Man gives $1,000 to each student, teacher of school in California town ravaged by wildfire

A California businessman is opening his heart and wallet to high school students and teachers after the Camp Fire disaster in the town of Paradise. Real estate developer Bob Wilson, 90, gave students and staff at Paradise High School $1,000 each in a donation that totaled more than $1 million.

Smiles have been hard to come by for students ever since suffering through the most devastating wildfire in California history. About 900 of the 980 young people attending Paradise High School lost their homes, reports CBS News correspondent Jamie Yuccas. Wilson, who lives near San Diego, heard about the hardships these students were enduring, and he felt compelled to help.

"For me, high school… was an idyllic time of my life, you might say. And I thought about these kids, and I thought about my experience. And I said, you know, if I could just put a smile on their face," Wilson said. "And so I decided on the spot I would do this."

Wilson felt the best way he could have a personal, positive impact was through individual donations. He's giving $1,000 check to all 980 students and their 105 teachers and staff members.

"The more I thought about it, I thought, what about the whole school? What about the teachers, what about the bus drivers, the janitors, and so forth. And so I said, I'll include the entire school," Wilson said.

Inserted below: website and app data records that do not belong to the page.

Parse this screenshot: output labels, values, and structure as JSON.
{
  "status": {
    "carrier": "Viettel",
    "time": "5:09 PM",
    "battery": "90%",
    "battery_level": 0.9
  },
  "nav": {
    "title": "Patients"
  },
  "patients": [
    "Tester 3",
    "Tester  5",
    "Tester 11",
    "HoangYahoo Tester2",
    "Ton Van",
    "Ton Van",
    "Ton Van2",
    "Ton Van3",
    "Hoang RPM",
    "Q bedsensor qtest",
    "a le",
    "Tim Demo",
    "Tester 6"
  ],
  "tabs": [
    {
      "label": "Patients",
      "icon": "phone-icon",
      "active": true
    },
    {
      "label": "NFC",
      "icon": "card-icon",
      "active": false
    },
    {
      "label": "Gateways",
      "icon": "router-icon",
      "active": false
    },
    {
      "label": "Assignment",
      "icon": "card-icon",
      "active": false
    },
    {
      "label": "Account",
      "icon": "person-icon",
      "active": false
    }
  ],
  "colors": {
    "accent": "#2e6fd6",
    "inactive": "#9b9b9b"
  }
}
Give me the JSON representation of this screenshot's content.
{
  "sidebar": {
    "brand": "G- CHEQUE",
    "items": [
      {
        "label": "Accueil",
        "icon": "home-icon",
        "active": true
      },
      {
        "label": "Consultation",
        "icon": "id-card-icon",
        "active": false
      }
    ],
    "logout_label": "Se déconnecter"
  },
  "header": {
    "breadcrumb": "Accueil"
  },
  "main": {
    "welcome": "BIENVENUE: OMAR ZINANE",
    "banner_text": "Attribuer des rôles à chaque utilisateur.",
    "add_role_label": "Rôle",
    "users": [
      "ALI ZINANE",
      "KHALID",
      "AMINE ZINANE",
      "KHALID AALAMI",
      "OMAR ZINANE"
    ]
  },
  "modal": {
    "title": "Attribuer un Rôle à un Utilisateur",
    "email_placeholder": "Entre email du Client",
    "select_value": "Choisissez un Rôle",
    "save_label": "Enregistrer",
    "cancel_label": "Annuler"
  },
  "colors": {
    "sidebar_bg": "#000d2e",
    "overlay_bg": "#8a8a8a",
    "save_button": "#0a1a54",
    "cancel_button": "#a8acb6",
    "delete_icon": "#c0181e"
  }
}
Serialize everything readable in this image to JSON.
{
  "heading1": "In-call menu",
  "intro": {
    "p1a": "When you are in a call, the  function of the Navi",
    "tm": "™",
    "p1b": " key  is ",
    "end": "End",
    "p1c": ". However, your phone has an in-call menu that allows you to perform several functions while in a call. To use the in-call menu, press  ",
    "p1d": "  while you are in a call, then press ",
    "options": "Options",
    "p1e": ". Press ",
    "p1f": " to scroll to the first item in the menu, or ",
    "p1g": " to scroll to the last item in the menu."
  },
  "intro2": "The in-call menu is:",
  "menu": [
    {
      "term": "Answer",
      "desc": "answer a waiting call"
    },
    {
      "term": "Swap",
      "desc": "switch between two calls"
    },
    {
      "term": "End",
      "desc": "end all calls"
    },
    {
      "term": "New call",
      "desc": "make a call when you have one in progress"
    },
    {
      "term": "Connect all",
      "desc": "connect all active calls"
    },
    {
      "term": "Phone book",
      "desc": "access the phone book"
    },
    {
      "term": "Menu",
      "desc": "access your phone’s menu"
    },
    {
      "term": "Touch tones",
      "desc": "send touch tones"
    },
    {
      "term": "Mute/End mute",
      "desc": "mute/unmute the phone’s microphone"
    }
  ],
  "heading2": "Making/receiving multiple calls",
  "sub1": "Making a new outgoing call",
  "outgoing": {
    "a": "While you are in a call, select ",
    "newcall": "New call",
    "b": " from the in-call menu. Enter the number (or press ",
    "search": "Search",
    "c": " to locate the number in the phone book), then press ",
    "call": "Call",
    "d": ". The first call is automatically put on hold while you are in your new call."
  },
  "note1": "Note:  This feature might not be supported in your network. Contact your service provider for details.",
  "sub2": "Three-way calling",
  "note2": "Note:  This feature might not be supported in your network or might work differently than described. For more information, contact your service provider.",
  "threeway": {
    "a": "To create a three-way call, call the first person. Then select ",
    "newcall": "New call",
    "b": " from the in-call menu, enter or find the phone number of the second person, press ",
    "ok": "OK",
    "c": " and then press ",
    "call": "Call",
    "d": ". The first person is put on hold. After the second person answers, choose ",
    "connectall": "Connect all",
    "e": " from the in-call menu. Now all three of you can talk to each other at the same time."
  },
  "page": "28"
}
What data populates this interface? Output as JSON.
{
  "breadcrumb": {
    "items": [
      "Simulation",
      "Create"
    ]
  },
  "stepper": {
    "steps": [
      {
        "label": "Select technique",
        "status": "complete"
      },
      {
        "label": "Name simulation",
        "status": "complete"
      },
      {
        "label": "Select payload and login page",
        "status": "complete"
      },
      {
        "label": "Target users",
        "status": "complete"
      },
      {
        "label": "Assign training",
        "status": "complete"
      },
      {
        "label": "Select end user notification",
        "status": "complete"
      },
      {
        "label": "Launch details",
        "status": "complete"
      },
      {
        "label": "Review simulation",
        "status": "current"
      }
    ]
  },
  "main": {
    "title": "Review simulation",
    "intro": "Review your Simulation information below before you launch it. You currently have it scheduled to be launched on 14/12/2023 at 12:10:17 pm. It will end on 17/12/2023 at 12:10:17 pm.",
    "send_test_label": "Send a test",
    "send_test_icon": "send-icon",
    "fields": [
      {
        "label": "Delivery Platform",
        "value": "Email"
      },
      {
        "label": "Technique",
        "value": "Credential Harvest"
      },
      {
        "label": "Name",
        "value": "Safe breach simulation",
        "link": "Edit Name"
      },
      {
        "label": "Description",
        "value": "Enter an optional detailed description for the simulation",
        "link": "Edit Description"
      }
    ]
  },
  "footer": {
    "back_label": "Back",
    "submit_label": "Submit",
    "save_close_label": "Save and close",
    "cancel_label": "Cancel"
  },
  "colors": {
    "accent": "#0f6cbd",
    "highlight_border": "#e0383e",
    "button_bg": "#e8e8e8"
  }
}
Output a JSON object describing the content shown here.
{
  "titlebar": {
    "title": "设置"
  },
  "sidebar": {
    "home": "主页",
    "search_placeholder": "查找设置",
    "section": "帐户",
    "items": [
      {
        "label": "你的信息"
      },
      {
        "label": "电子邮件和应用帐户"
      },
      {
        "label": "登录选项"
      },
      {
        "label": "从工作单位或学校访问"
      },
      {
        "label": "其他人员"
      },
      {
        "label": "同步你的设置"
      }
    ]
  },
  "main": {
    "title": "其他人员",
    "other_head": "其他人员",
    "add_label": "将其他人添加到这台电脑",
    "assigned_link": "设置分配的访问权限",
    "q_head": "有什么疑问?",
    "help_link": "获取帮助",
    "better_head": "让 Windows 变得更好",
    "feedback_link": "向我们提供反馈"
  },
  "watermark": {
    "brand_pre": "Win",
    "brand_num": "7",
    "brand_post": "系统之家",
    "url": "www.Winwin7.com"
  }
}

"This means so much. Means so much to everyone," student Lily Higby told Wilson.

"You're very, very welcome," Wilson said.

"A lot of kids will just turn the checks over to their families, for just basic essential items like food and gas," Paradise High School principal Loren Lighthall said.

Wilson said handing out more than a million dollars is making him feel like a million bucks.

"Let's face it, there's joy in giving. And especially when you do it directly," Wilson said.

"He doesn't even know us. But he has it in his heart to give this money to us. To just help us. And it kind of makes my heart smile," student Samantha Pipkin said.